New GOP Platform: The Good, the Bad, and the Very Concerning

Photo credit: Erik Drost via Flickr (CC BY 2.0)

The Republican Platform was released on Monday, the first day of the convention. Much of the K-12 education plank is good; parts are concerning. Here are a few initial impressions.

The platform begins with a strong statement of the purpose of education — that true education goes beyond transmission of “knowledge and skills” and encompasses “handing over of a cultural identity.” The platform observes, correctly, that “centralizing forces outside the family and community . . . have done immense damage,” and it states flatly that the strongest centralizing force — the federal government — “should not be a partner in [the educational] effort, as the Constitution gives it no role in education.”

Citing the celebration of human dignity in the Declaration of Independence, the platform states: “That truth [of the Declaration] rejects the dark view of the individual as human capital – a possession for the creation of another’s wealth.” In so doing, the platform dismisses the foundational principle of Common Core and other education-as-workforce-development schemes. This statement is a welcome indication that at least some of the people who worked on this language actually understand — and reject — the Chamber of Commerce view of education.

Turning to parental rights, the platform also acknowledges that parents “have a right to direct their children’s education, care, and upbringing” and even supports a constitutional amendment to protect that right from “interference by states, the federal government, or international bodies such as the United Nations.” It strongly endorses local control in education, opposes all national standards (specifically Common Core) and assessments and, while it endorses tests that “serve as a tool so teachers can tailor teaching to meet student needs,” rejects “excessive testing.” (There is no mention of parental rights to opt out of the testing.)

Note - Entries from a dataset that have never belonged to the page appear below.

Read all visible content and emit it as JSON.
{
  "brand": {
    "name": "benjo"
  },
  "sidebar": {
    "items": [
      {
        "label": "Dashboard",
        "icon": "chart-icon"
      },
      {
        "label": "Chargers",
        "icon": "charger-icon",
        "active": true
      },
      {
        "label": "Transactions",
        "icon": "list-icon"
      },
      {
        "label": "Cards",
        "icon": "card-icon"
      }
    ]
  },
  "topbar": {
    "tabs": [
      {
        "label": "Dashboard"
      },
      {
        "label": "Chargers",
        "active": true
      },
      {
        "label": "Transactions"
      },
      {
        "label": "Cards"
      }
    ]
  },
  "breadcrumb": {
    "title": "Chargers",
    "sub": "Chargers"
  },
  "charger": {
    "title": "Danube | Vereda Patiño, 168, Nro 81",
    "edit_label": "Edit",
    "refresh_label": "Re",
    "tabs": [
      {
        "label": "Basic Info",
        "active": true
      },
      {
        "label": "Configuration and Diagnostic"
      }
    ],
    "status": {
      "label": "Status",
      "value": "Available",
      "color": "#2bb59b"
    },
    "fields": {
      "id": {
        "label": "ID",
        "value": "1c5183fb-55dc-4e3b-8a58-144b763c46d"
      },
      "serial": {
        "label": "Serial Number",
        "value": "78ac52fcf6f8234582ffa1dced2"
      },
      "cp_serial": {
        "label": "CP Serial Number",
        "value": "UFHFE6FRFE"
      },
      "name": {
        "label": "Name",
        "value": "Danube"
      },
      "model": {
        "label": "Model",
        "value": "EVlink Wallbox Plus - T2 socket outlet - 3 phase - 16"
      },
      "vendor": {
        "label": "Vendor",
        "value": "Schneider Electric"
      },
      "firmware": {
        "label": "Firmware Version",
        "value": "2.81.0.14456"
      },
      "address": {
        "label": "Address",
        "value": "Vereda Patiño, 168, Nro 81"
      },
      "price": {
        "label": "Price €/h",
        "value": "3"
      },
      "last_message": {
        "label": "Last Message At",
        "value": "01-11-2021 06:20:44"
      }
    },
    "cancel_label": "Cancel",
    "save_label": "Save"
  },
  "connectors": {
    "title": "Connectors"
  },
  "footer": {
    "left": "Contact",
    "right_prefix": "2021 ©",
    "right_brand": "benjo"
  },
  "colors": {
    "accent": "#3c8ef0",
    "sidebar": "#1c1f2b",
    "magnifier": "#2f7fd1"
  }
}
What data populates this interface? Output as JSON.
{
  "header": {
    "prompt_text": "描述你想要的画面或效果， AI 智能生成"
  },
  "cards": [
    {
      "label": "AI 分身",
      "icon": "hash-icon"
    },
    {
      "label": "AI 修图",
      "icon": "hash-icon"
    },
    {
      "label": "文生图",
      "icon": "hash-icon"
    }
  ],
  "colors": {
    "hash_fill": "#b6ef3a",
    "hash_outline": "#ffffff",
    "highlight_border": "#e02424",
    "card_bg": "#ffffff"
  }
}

The platform also recognizes that more spending isn’t the solution to our education problems, noting the singular lack of effectiveness of the $2 trillion of federal money spent on education over the last 50 years. Continue Reading